An identical copy of all the entries is the required result.

Data records for software interfaces:

────────

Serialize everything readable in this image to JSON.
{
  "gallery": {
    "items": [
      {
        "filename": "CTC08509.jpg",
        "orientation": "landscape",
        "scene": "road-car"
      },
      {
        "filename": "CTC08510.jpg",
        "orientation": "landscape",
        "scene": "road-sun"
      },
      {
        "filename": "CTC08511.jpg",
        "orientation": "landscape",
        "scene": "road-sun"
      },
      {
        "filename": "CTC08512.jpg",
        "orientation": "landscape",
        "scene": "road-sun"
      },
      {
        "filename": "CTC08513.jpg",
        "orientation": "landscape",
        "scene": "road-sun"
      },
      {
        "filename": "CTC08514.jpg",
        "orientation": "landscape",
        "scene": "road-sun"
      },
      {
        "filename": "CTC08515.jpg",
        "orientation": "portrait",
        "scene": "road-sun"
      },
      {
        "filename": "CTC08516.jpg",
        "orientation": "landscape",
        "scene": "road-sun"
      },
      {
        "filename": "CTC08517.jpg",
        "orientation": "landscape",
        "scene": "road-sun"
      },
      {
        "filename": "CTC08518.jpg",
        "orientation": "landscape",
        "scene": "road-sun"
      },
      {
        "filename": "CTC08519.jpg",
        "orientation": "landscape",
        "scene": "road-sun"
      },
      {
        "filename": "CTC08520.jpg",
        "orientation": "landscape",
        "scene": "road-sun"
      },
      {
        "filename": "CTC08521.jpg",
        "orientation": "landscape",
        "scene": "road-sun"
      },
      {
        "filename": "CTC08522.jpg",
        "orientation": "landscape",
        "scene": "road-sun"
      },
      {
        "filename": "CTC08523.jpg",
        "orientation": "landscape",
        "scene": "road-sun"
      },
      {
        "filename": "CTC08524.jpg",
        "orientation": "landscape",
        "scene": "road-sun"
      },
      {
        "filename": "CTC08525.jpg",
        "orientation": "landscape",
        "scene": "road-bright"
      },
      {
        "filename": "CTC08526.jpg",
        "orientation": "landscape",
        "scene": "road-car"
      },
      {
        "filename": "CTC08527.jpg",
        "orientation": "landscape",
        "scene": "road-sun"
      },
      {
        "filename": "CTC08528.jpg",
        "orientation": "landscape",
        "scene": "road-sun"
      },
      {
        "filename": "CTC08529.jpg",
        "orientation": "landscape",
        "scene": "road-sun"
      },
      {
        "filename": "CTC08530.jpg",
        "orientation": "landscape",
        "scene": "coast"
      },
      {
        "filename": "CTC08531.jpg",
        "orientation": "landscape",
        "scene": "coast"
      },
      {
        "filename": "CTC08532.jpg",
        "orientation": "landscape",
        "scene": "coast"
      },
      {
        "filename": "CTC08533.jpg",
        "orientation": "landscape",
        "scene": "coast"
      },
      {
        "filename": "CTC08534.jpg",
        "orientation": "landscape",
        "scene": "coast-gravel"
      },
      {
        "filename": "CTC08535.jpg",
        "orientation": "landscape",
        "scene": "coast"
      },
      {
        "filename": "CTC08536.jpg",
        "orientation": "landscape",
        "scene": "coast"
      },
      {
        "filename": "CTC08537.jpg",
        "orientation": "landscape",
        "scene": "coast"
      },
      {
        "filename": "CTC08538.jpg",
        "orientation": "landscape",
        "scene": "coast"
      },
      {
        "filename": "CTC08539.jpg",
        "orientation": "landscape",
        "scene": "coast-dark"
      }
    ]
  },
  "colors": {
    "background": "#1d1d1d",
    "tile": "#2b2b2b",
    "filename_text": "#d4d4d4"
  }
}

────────

Task response:
Serialize everything readable in this image to JSON.
{
  "gallery": {
    "items": [
      {
        "filename": "CTC08509.jpg",
        "orientation": "landscape",
        "scene": "road-car"
      },
      {
        "filename": "CTC08510.jpg",
        "orientation": "landscape",
        "scene": "road-sun"
      },
      {
        "filename": "CTC08511.jpg",
        "orientation": "landscape",
        "scene": "road-sun"
      },
      {
        "filename": "CTC08512.jpg",
        "orientation": "landscape",
        "scene": "road-sun"
      },
      {
        "filename": "CTC08513.jpg",
        "orientation": "landscape",
        "scene": "road-sun"
      },
      {
        "filename": "CTC08514.jpg",
        "orientation": "landscape",
        "scene": "road-sun"
      },
      {
        "filename": "CTC08515.jpg",
        "orientation": "portrait",
        "scene": "road-sun"
      },
      {
        "filename": "CTC08516.jpg",
        "orientation": "landscape",
        "scene": "road-sun"
      },
      {
        "filename": "CTC08517.jpg",
        "orientation": "landscape",
        "scene": "road-sun"
      },
      {
        "filename": "CTC08518.jpg",
        "orientation": "landscape",
        "scene": "road-sun"
      },
      {
        "filename": "CTC08519.jpg",
        "orientation": "landscape",
        "scene": "road-sun"
      },
      {
        "filename": "CTC08520.jpg",
        "orientation": "landscape",
        "scene": "road-sun"
      },
      {
        "filename": "CTC08521.jpg",
        "orientation": "landscape",
        "scene": "road-sun"
      },
      {
        "filename": "CTC08522.jpg",
        "orientation": "landscape",
        "scene": "road-sun"
      },
      {
        "filename": "CTC08523.jpg",
        "orientation": "landscape",
        "scene": "road-sun"
      },
      {
        "filename": "CTC08524.jpg",
        "orientation": "landscape",
        "scene": "road-sun"
      },
      {
        "filename": "CTC08525.jpg",
        "orientation": "landscape",
        "scene": "road-bright"
      },
      {
        "filename": "CTC08526.jpg",
        "orientation": "landscape",
        "scene": "road-car"
      },
      {
        "filename": "CTC08527.jpg",
        "orientation": "landscape",
        "scene": "road-sun"
      },
      {
        "filename": "CTC08528.jpg",
        "orientation": "landscape",
        "scene": "road-sun"
      },
      {
        "filename": "CTC08529.jpg",
        "orientation": "landscape",
        "scene": "road-sun"
      },
      {
        "filename": "CTC08530.jpg",
        "orientation": "landscape",
        "scene": "coast"
      },
      {
        "filename": "CTC08531.jpg",
        "orientation": "landscape",
        "scene": "coast"
      },
      {
        "filename": "CTC08532.jpg",
        "orientation": "landscape",
        "scene": "coast"
      },
      {
        "filename": "CTC08533.jpg",
        "orientation": "landscape",
        "scene": "coast"
      },
      {
        "filename": "CTC08534.jpg",
        "orientation": "landscape",
        "scene": "coast-gravel"
      },
      {
        "filename": "CTC08535.jpg",
        "orientation": "landscape",
        "scene": "coast"
      },
      {
        "filename": "CTC08536.jpg",
        "orientation": "landscape",
        "scene": "coast"
      },
      {
        "filename": "CTC08537.jpg",
        "orientation": "landscape",
        "scene": "coast"
      },
      {
        "filename": "CTC08538.jpg",
        "orientation": "landscape",
        "scene": "coast"
      },
      {
        "filename": "CTC08539.jpg",
        "orientation": "landscape",
        "scene": "coast-dark"
      }
    ]
  },
  "colors": {
    "background": "#1d1d1d",
    "tile": "#2b2b2b",
    "filename_text": "#d4d4d4"
  }
}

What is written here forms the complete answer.